Here is my context:

  • I have a web application (using HTTPS) which needs users to be authenticated prior to contacting it
  • The application expects an HTTP header to be set (let's name it HEADER)
  • There are ~20 different Active Directory servers instances
  • Users need to be authenticated on one of these AD server
  • The AD server that needs to be used depends on the IP the user is using

Is it possible to do the following with HAProxy, and if yes, how can I do it ?

  1. when a user tries to contact a given URL, if the header named HEADER is missing, force basic auth to request the user's usernameand password.
  2. when receiving username and password from the user, check the source ip and depending on the its value (mask / pattern / whatever) contact the corresponding Active Directory to authenticate the user
  3. once the user is correctly authenticated by the selected AD server, write the HEADER

Thanks in advance for your help!

P.S. I posted the same question on Stackoverflow but I guess that serverfault may be a better place to ask this kind of question.

  • "Contact the appropriate Active Directory server to authenticate the user"... contact it how? – Michael - sqlbot Jan 13 '17 at 23:17

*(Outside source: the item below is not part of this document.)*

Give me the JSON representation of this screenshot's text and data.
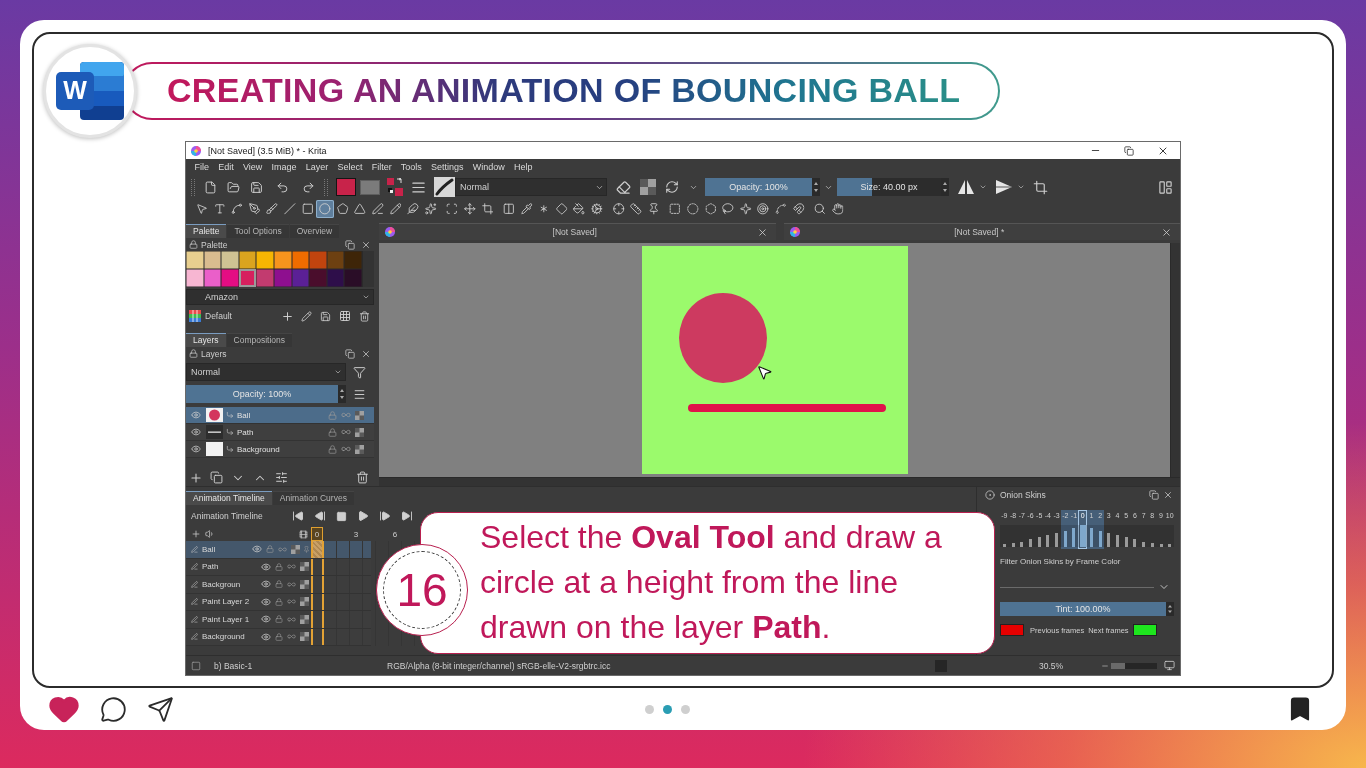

I know this is a bit of an old topic, but I figured I'd give it my 2 pence...

You may want to consider using a higher-level tool such as Keycloak + a higher level HTTP gateway (e.g. Apache Knox) to redirect the users, and perhaps use HAProxy to point the users to the closest Knox Gateway available. You could almost have a 1-to-1 relationship between Knox, Keycloak, and AD instances if the distance will really make a difference, and then use HAProxy to choose which gateway to connect depending on the user's IP.

The following project enables users to connect keycloak and knox together: https://github.com/UKHomeOffice/pontus-keycloak-knox

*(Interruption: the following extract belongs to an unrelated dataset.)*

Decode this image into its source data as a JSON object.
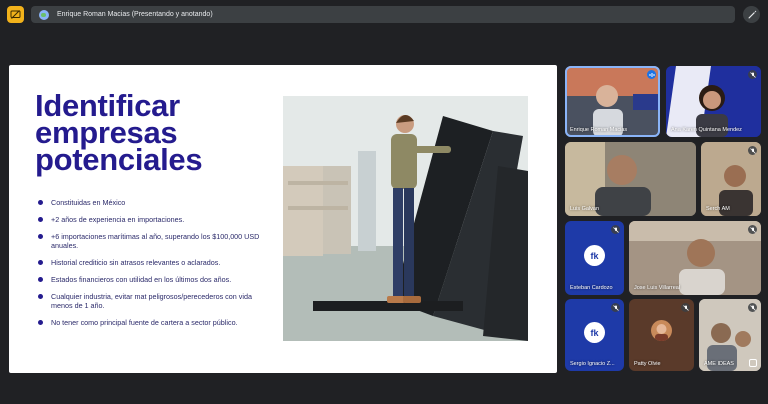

| improve this answer | |

Your Answer

By clicking “Post Your Answer”, you agree to our terms of service, privacy policy and cookie policy

Not the answer you're looking for? Browse other questions tagged or ask your own question.